Required action:
Omit the images and reproduce the rest of the entries exactly.

(Records from a data source)
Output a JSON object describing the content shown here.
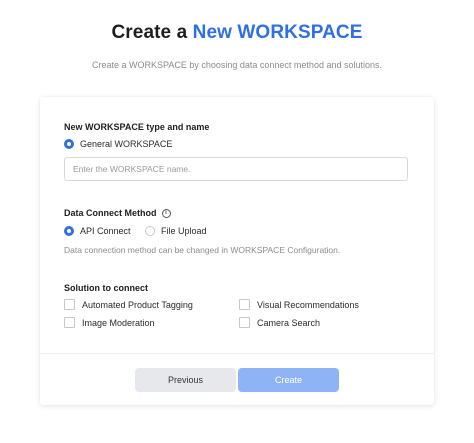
{
  "header": {
    "title_prefix": "Create a ",
    "title_accent": "New WORKSPACE",
    "subtitle": "Create a WORKSPACE by choosing data connect method and solutions."
  },
  "workspace": {
    "section_label": "New WORKSPACE type and name",
    "type_option": "General WORKSPACE",
    "name_placeholder": "Enter the WORKSPACE name."
  },
  "data_connect": {
    "section_label": "Data Connect Method",
    "info_icon": "info-icon",
    "options": [
      "API Connect",
      "File Upload"
    ],
    "selected": "API Connect",
    "hint": "Data connection method can be changed in WORKSPACE Configuration."
  },
  "solutions": {
    "section_label": "Solution to connect",
    "items": [
      "Automated Product Tagging",
      "Visual Recommendations",
      "Image Moderation",
      "Camera Search"
    ]
  },
  "footer": {
    "previous_label": "Previous",
    "create_label": "Create"
  },
  "colors": {
    "accent": "#2f6fe6",
    "create_disabled": "#8fb4f5",
    "previous_bg": "#e7e8ec"
  }
}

Task response:
Output a JSON object describing the content shown here.
{
  "header": {
    "title_prefix": "Create a ",
    "title_accent": "New WORKSPACE",
    "subtitle": "Create a WORKSPACE by choosing data connect method and solutions."
  },
  "workspace": {
    "section_label": "New WORKSPACE type and name",
    "type_option": "General WORKSPACE",
    "name_placeholder": "Enter the WORKSPACE name."
  },
  "data_connect": {
    "section_label": "Data Connect Method",
    "info_icon": "info-icon",
    "options": [
      "API Connect",
      "File Upload"
    ],
    "selected": "API Connect",
    "hint": "Data connection method can be changed in WORKSPACE Configuration."
  },
  "solutions": {
    "section_label": "Solution to connect",
    "items": [
      "Automated Product Tagging",
      "Visual Recommendations",
      "Image Moderation",
      "Camera Search"
    ]
  },
  "footer": {
    "previous_label": "Previous",
    "create_label": "Create"
  },
  "colors": {
    "accent": "#2f6fe6",
    "create_disabled": "#8fb4f5",
    "previous_bg": "#e7e8ec"
  }
}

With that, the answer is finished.